Provided entries: Begin

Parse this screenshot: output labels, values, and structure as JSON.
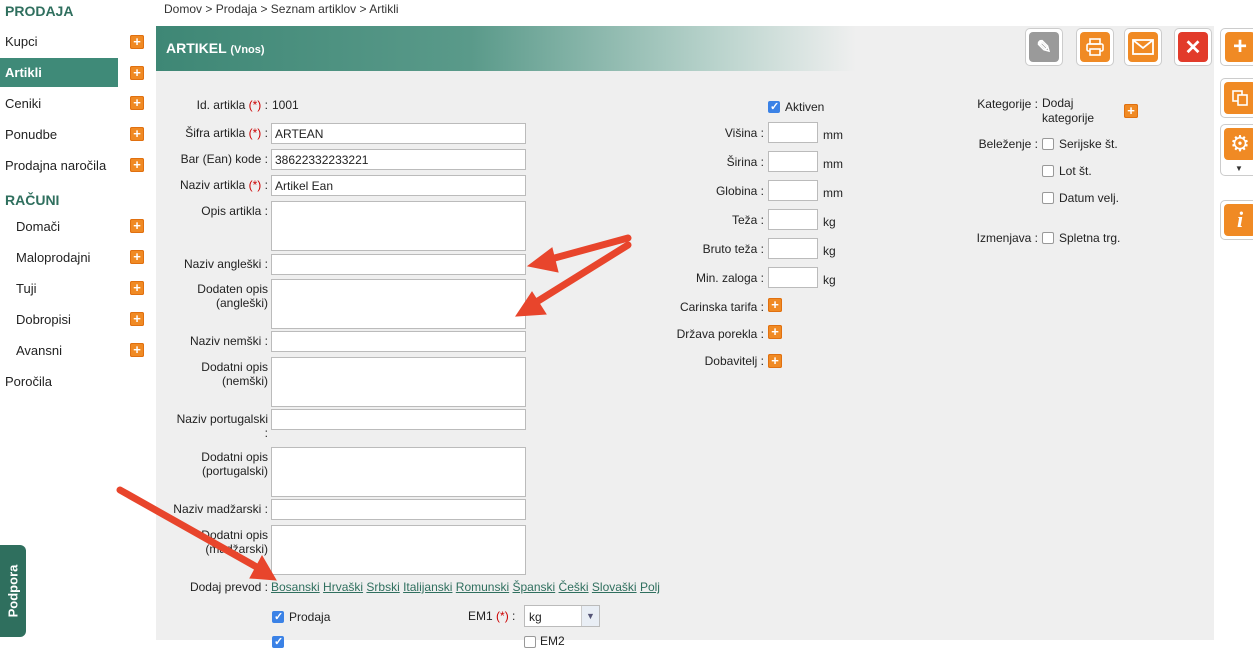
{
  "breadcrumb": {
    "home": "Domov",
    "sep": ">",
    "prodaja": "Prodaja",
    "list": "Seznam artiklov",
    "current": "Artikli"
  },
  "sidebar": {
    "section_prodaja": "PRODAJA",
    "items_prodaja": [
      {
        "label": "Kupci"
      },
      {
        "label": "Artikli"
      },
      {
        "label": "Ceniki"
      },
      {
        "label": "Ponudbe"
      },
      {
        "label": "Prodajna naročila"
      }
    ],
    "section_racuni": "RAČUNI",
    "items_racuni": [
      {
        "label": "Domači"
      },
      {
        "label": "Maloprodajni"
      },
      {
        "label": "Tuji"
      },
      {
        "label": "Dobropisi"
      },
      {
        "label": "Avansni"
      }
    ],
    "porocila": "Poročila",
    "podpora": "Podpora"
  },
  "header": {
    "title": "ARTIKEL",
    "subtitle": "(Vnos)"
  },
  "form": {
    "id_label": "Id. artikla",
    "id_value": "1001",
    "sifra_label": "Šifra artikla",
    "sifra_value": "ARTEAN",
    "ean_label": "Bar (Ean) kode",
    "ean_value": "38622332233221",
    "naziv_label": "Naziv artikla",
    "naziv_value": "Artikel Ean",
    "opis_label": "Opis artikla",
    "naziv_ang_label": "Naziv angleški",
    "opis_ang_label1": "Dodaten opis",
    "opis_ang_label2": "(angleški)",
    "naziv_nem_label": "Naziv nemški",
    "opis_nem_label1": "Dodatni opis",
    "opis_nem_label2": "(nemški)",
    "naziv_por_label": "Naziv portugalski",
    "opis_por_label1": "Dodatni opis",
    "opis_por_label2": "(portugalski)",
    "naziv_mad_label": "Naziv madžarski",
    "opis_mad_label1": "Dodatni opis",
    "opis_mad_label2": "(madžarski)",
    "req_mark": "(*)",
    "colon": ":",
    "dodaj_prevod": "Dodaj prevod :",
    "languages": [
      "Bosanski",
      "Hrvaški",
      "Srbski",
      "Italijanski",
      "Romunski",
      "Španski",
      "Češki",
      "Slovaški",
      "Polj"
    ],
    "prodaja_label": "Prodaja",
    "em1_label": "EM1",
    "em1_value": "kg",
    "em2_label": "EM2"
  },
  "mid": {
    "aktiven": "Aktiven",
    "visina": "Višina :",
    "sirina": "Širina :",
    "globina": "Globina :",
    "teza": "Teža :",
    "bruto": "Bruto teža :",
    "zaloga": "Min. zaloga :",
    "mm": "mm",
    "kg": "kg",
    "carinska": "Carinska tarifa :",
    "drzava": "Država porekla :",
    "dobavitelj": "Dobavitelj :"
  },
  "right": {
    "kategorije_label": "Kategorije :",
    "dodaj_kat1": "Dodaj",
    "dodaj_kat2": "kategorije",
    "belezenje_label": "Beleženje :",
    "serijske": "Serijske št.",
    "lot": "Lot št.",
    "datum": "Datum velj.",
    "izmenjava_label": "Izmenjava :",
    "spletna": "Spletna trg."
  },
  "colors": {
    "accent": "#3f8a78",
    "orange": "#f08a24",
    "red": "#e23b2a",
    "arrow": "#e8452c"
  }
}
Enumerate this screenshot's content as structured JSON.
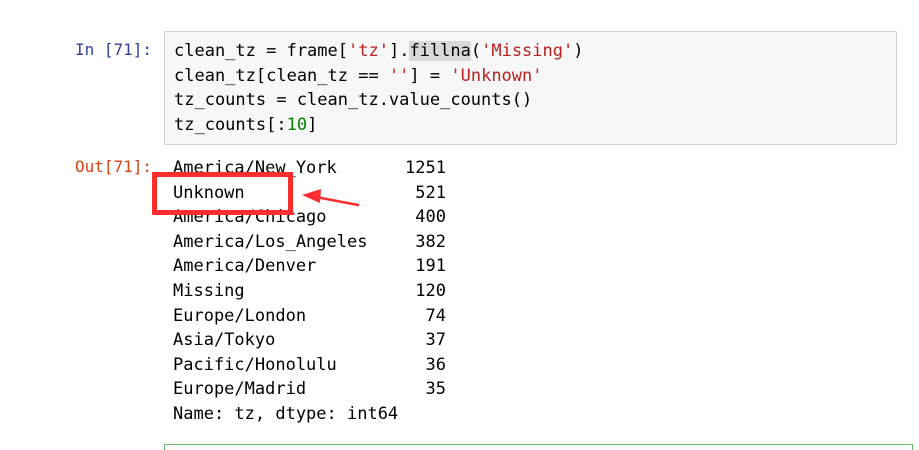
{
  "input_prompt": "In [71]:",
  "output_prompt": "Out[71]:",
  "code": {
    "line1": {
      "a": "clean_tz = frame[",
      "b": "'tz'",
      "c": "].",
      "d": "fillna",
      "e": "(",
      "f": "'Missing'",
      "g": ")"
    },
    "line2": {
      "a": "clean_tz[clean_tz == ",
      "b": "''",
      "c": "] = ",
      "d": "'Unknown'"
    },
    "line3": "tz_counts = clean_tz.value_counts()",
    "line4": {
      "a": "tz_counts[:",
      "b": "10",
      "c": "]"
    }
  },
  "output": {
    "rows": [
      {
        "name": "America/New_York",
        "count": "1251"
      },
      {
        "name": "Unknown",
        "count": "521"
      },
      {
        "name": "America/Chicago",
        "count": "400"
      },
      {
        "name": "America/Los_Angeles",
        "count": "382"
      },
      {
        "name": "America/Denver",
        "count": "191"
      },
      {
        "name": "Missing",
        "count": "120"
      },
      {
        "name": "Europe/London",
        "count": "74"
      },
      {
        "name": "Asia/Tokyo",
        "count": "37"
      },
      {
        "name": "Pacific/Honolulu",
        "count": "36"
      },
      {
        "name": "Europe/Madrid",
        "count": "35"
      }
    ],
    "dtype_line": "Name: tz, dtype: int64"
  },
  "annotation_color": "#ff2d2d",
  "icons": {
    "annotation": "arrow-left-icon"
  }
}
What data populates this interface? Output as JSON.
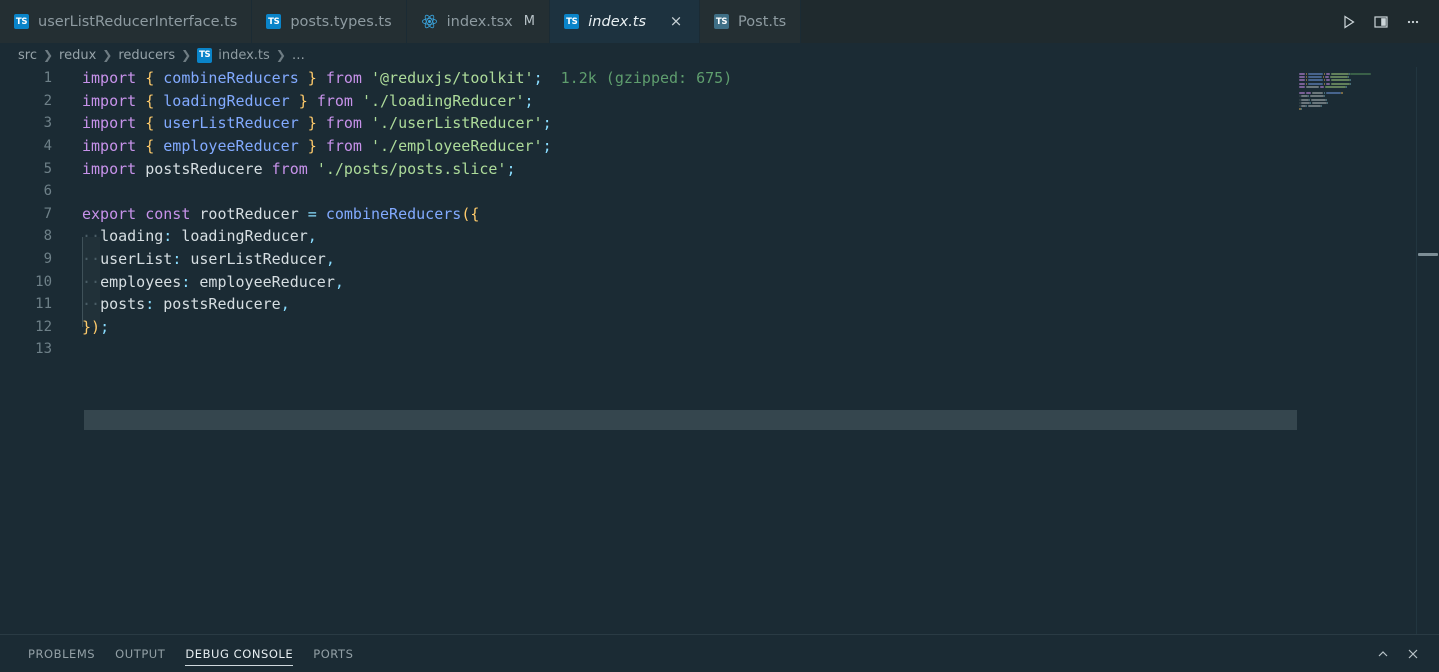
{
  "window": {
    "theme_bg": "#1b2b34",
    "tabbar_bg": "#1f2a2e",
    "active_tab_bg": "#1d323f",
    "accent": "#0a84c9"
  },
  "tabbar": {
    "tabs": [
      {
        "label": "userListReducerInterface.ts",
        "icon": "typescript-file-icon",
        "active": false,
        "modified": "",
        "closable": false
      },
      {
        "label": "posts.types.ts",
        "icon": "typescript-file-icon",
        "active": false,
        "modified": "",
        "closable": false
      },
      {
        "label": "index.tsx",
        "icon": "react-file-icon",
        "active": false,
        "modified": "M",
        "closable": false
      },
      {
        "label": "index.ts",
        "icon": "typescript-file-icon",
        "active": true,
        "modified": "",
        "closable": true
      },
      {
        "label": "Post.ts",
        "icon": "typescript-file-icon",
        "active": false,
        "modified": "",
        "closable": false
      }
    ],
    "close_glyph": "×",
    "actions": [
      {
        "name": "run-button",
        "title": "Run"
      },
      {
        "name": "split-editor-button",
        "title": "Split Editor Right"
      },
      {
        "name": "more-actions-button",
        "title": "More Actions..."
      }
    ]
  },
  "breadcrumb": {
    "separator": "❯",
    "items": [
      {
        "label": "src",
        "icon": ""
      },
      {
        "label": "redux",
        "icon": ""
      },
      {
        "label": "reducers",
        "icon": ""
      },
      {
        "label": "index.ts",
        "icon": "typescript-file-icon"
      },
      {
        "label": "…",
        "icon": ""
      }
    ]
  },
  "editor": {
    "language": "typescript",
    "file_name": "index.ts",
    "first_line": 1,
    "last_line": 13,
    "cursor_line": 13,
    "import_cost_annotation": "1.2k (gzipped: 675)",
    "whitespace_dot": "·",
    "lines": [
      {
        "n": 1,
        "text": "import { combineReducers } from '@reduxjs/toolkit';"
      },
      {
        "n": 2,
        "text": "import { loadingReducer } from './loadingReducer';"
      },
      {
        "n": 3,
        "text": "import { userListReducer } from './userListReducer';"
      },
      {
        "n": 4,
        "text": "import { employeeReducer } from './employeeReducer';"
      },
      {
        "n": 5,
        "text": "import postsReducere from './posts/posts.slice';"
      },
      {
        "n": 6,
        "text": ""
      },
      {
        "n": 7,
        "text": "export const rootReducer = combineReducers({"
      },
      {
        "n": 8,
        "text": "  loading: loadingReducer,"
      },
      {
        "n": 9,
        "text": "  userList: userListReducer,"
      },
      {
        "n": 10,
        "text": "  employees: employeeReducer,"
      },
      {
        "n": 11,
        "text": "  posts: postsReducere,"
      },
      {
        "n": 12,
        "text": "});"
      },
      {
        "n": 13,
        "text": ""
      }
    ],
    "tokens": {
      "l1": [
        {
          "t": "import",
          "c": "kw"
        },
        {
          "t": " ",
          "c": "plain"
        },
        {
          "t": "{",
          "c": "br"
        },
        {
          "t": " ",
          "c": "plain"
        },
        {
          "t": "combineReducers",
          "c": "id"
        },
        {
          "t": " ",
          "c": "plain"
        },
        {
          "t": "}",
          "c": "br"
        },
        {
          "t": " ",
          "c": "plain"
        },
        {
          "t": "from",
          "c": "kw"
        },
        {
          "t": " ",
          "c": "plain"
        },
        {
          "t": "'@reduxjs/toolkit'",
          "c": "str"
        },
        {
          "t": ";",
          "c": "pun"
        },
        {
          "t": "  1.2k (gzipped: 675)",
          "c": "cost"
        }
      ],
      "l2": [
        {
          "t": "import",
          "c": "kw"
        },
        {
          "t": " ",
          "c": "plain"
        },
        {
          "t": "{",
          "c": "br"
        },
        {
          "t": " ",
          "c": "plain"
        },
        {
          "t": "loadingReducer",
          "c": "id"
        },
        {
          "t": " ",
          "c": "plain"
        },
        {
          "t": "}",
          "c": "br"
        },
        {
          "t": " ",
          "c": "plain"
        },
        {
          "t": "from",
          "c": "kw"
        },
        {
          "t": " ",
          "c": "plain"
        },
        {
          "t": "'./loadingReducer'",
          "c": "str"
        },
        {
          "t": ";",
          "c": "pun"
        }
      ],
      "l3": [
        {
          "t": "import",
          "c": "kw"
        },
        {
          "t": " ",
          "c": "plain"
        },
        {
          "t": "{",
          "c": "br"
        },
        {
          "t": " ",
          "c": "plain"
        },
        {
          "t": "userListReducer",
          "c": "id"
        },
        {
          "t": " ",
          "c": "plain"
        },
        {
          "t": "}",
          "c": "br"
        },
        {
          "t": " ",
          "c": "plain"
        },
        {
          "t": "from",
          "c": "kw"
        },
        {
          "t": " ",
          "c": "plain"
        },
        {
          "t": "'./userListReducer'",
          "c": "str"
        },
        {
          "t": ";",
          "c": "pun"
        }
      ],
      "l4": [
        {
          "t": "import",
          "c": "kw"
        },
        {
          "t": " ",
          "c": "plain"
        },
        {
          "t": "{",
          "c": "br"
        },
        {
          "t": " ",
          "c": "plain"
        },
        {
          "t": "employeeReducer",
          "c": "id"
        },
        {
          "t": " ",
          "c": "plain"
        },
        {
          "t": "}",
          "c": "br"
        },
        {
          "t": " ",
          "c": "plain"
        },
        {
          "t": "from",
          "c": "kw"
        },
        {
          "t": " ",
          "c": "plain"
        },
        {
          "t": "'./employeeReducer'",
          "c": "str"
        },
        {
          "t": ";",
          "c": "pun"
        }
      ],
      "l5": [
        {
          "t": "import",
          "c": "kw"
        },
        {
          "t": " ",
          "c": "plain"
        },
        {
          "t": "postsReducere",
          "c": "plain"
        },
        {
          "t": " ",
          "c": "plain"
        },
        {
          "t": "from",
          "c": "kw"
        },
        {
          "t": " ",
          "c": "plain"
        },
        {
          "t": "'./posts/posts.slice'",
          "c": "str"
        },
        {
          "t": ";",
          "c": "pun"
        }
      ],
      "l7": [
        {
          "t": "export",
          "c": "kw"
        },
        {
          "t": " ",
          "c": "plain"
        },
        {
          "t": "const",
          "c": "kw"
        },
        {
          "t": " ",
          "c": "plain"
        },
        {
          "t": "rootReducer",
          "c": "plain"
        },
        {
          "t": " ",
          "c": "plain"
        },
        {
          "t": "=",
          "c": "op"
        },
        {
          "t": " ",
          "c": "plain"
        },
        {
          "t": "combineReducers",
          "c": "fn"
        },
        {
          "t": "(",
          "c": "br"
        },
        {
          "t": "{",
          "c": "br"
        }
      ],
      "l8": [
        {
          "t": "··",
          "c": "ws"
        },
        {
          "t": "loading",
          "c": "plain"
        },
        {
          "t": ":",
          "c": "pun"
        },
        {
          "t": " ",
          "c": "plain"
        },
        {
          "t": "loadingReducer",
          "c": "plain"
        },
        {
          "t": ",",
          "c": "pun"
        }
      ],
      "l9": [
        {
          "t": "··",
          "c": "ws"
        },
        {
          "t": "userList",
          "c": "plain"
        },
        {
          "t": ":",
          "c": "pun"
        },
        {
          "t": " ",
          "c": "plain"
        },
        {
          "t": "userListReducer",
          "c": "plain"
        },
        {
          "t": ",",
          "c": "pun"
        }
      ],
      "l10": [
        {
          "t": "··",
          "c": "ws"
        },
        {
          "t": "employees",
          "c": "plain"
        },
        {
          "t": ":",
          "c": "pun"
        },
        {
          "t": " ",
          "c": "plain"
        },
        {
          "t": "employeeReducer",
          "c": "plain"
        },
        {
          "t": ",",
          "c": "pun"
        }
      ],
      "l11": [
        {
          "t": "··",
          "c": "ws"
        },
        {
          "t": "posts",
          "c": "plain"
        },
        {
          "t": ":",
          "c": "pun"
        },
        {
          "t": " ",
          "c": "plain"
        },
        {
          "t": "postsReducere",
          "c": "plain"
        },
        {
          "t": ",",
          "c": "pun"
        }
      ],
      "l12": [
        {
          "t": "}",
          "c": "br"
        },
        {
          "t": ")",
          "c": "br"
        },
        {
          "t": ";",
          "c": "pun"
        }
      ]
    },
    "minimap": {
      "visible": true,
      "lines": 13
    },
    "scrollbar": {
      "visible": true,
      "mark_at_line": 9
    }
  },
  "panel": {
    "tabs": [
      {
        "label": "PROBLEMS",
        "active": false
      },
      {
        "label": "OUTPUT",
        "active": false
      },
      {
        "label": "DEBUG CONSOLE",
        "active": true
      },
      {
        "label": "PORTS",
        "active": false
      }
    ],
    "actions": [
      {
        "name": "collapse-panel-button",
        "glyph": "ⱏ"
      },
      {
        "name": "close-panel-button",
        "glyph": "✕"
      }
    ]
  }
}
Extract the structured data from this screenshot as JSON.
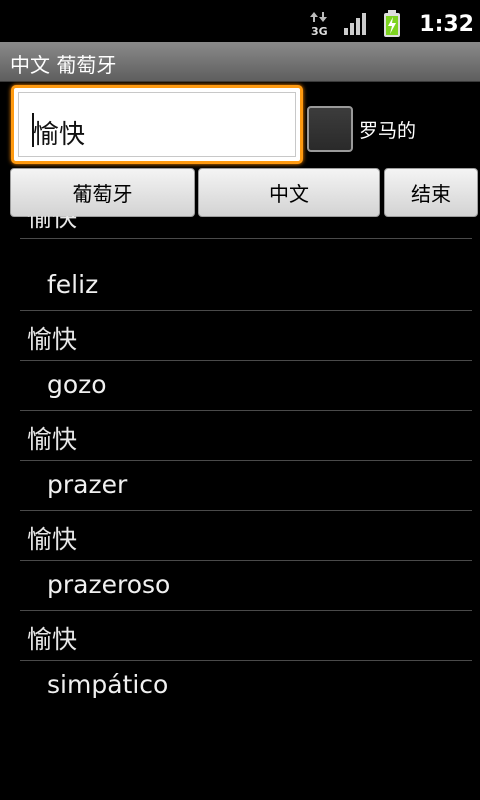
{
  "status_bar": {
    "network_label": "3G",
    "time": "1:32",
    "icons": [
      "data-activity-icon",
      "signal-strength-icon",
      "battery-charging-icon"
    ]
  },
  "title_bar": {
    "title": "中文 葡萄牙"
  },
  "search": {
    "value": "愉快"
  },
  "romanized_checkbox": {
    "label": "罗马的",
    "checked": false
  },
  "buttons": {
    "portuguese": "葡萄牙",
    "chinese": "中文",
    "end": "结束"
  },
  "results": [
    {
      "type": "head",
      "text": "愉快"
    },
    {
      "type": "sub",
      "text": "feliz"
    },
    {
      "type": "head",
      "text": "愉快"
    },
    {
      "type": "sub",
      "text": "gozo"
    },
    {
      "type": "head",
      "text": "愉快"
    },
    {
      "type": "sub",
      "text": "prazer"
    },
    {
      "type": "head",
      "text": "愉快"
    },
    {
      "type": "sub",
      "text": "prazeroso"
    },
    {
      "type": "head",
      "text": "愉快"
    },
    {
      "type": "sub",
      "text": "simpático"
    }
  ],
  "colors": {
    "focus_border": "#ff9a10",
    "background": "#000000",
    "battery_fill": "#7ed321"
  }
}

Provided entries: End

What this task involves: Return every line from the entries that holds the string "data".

Response:
What data populates this interface? Output as JSON.
Extract the structured data from this screenshot as JSON.
      "data-activity-icon",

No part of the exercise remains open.